The word "Displays" marks the lines you need; copy each of them from the data.

Material for the task below:

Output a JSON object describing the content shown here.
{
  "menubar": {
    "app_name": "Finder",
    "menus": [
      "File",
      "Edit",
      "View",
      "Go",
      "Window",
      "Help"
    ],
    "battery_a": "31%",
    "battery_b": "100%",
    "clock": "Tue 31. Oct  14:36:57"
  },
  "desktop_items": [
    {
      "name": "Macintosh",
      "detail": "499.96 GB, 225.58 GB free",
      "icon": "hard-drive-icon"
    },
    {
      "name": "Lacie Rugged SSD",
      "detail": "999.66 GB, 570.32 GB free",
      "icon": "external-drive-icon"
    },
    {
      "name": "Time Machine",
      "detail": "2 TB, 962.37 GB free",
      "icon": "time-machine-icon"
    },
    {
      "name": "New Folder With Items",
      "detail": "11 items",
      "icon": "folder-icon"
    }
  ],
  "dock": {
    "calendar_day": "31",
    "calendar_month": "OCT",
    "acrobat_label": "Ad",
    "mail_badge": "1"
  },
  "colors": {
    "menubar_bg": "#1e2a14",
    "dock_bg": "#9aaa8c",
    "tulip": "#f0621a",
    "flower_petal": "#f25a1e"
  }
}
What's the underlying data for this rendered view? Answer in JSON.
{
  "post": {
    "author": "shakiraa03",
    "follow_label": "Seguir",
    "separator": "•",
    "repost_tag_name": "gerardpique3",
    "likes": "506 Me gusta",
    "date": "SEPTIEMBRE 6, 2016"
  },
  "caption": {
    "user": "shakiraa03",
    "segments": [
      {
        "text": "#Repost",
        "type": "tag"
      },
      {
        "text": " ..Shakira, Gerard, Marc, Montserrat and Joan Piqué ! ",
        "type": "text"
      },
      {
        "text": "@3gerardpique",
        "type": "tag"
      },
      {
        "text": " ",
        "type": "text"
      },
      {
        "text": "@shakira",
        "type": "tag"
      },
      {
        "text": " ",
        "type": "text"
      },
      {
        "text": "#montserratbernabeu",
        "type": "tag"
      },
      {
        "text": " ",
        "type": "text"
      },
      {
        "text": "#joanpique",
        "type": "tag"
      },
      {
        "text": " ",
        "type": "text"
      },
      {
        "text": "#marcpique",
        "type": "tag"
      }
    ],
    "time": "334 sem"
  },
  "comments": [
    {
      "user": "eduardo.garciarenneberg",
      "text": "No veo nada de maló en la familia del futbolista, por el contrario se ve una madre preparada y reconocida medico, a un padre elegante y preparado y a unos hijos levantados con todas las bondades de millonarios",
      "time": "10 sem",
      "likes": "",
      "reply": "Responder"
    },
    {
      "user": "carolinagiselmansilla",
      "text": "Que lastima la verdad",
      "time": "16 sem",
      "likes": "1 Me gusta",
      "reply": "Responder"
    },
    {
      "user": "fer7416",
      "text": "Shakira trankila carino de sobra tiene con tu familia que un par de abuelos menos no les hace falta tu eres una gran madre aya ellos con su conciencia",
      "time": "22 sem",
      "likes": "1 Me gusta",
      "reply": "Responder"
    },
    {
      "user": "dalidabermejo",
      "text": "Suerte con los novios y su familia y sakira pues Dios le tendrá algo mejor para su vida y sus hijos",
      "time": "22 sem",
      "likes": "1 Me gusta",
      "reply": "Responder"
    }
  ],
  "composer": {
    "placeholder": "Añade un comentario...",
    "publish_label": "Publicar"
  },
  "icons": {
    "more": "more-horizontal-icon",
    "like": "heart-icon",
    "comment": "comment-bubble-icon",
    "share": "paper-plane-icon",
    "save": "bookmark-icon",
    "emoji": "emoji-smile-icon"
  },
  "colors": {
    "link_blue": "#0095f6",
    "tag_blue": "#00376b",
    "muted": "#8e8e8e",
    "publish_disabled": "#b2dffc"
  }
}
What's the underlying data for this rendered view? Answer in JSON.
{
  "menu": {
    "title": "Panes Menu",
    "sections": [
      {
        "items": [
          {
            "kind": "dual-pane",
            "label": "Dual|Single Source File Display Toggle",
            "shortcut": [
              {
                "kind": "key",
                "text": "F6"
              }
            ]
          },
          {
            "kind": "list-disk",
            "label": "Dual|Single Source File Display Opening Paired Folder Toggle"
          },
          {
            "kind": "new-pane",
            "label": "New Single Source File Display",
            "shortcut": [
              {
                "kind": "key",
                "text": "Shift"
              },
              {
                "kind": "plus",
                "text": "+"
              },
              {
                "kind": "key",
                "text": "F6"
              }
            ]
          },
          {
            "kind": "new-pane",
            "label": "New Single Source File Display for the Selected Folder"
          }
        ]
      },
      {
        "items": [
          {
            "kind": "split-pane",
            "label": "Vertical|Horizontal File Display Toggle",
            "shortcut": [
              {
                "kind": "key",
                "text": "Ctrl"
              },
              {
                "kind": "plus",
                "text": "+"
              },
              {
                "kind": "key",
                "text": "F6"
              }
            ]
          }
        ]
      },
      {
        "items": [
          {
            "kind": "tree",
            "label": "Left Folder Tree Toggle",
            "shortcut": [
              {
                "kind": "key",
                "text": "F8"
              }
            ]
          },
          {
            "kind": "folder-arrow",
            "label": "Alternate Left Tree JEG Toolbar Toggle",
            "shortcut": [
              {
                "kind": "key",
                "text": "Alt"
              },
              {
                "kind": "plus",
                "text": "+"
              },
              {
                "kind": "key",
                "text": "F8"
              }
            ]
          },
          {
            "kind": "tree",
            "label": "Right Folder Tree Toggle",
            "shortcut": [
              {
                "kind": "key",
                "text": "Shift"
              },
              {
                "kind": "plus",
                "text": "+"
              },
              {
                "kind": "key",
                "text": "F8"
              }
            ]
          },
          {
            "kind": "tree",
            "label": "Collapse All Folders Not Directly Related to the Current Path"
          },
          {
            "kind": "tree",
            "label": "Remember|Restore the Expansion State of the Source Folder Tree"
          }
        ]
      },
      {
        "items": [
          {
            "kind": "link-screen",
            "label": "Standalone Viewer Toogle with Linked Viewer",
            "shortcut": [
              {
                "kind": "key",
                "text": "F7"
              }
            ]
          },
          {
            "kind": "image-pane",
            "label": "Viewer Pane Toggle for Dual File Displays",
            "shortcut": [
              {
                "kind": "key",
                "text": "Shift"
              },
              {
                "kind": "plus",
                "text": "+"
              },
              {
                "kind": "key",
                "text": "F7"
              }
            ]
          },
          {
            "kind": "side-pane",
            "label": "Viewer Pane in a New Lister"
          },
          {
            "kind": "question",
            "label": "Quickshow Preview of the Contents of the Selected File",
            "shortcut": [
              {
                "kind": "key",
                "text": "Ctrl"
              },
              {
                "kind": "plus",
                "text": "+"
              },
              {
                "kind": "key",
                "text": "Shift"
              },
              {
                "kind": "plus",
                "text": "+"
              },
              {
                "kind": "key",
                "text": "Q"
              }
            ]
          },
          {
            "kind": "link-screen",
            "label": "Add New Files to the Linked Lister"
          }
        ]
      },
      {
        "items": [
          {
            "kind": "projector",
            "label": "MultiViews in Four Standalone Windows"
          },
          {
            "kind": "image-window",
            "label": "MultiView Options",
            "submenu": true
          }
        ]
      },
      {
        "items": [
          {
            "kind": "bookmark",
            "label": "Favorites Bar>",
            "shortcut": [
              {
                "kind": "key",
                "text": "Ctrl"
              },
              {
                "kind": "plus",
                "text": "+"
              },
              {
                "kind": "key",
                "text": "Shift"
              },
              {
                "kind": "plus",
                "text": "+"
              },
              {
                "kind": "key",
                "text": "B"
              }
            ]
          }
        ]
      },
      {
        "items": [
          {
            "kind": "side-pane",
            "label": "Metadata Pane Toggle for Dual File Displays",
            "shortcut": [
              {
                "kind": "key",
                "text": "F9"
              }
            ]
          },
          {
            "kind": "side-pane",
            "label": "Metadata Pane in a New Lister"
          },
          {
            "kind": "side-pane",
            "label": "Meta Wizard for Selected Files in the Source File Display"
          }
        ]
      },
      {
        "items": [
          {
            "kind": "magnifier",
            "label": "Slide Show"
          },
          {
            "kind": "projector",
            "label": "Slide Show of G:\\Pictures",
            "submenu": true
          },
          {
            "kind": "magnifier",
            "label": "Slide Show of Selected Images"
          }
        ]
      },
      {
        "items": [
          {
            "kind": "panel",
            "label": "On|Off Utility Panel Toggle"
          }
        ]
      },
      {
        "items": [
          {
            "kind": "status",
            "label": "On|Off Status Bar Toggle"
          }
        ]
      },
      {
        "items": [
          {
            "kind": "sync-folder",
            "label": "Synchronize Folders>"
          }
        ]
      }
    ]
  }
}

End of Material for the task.

■ Answer for this exercise ■
            "label": "Viewer Pane Toggle for Dual File Displays",
            "label": "Metadata Pane Toggle for Dual File Displays",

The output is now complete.